Start of Recorded data

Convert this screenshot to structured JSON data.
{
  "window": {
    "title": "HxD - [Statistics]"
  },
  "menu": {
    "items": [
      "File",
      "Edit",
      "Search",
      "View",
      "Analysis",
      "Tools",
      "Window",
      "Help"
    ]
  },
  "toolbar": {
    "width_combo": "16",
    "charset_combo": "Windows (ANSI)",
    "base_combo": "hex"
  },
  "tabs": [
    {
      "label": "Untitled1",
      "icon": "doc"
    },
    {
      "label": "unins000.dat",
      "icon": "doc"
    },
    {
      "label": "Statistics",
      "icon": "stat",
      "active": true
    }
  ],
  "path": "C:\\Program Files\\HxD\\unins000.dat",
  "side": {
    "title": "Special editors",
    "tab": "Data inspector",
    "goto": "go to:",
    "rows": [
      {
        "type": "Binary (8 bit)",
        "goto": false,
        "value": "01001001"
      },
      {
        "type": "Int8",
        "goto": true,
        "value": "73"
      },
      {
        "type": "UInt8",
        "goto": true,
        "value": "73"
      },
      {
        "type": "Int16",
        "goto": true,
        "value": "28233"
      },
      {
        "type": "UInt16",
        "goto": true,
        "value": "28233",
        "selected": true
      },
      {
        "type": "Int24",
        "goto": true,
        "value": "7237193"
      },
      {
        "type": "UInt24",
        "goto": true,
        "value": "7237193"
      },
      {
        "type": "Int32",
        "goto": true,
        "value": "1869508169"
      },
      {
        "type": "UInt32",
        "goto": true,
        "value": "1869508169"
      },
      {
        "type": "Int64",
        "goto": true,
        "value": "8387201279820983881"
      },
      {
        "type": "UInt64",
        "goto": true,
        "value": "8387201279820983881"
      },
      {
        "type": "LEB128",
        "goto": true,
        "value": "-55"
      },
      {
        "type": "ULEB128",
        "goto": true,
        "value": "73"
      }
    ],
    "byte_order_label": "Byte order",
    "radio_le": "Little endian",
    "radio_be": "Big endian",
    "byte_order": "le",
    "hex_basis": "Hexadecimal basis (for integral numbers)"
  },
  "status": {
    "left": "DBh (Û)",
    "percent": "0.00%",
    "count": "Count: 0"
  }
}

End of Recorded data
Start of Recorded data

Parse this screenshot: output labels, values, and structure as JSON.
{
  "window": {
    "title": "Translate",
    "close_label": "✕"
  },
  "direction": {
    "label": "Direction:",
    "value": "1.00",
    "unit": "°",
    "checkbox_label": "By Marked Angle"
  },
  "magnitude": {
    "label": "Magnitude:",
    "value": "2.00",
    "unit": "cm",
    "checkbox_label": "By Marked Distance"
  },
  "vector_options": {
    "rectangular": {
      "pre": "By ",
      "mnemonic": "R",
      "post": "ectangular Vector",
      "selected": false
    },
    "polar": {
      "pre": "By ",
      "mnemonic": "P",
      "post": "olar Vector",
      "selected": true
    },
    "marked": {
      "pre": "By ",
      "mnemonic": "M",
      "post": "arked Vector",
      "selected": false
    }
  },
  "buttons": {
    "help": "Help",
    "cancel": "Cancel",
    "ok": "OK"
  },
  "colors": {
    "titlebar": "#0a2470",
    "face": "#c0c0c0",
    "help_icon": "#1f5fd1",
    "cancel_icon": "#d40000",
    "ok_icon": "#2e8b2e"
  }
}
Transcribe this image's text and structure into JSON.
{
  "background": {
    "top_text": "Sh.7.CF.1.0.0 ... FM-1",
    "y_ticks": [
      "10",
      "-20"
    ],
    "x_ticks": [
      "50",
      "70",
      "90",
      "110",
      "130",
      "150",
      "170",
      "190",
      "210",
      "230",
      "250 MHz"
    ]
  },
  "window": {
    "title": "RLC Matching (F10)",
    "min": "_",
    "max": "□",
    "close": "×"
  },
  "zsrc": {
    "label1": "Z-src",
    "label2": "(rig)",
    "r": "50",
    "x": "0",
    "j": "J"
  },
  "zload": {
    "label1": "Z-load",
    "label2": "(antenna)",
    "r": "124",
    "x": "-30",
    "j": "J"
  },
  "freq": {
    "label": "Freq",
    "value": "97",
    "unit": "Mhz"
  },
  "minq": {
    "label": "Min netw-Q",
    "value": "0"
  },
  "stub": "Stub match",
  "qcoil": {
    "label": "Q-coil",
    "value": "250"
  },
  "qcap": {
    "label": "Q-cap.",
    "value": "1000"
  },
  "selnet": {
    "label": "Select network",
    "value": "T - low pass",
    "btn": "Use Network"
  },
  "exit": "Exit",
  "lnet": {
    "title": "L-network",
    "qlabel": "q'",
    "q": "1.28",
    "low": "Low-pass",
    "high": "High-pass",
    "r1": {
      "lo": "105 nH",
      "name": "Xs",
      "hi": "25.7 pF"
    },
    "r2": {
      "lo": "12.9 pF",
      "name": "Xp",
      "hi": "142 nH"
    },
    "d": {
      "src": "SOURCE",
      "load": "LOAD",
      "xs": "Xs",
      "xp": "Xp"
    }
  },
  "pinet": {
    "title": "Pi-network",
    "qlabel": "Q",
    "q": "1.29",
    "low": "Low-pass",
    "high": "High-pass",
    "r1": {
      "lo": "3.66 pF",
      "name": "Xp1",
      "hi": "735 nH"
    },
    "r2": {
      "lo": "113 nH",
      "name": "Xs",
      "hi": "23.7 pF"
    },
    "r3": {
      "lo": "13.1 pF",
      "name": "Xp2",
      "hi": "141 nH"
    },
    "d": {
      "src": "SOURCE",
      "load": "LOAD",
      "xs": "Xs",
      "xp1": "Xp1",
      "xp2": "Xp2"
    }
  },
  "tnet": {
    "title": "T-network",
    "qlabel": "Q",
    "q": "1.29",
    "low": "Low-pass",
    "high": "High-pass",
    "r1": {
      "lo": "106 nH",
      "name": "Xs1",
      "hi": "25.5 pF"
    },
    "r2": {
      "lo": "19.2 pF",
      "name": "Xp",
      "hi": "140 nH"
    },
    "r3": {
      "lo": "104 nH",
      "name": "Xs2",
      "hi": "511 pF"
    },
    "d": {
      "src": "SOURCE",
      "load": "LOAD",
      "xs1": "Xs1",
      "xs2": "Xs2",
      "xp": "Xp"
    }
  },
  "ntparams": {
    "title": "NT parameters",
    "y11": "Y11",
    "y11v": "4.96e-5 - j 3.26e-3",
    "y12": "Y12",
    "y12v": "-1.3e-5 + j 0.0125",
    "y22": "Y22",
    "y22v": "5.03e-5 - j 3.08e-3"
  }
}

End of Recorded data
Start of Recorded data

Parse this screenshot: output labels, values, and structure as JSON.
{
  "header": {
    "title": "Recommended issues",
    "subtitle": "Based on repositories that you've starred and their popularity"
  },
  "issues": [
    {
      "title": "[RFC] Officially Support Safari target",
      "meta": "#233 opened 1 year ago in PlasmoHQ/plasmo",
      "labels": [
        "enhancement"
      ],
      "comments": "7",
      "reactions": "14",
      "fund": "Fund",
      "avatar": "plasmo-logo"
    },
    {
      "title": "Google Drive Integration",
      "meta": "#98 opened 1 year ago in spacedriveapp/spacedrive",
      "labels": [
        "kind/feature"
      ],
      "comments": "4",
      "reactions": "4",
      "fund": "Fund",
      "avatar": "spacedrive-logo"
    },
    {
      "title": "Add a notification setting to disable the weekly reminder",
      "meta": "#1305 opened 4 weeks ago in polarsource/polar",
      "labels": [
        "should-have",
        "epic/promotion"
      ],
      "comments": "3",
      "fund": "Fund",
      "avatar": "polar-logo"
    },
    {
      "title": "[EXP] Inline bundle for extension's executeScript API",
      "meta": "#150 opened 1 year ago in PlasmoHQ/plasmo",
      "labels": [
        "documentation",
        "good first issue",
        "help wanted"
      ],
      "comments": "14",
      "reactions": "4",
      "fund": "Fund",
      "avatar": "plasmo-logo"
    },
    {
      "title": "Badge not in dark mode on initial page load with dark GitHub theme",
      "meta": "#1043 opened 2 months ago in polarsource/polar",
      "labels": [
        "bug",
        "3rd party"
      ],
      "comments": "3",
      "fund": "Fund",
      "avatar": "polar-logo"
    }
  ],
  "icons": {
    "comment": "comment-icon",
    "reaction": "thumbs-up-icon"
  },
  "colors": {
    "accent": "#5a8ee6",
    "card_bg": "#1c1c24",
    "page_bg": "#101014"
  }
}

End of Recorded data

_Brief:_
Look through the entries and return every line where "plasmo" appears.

_Solution for this problem:_
      "meta": "#233 opened 1 year ago in PlasmoHQ/plasmo",
      "avatar": "plasmo-logo"
      "meta": "#150 opened 1 year ago in PlasmoHQ/plasmo",
      "avatar": "plasmo-logo"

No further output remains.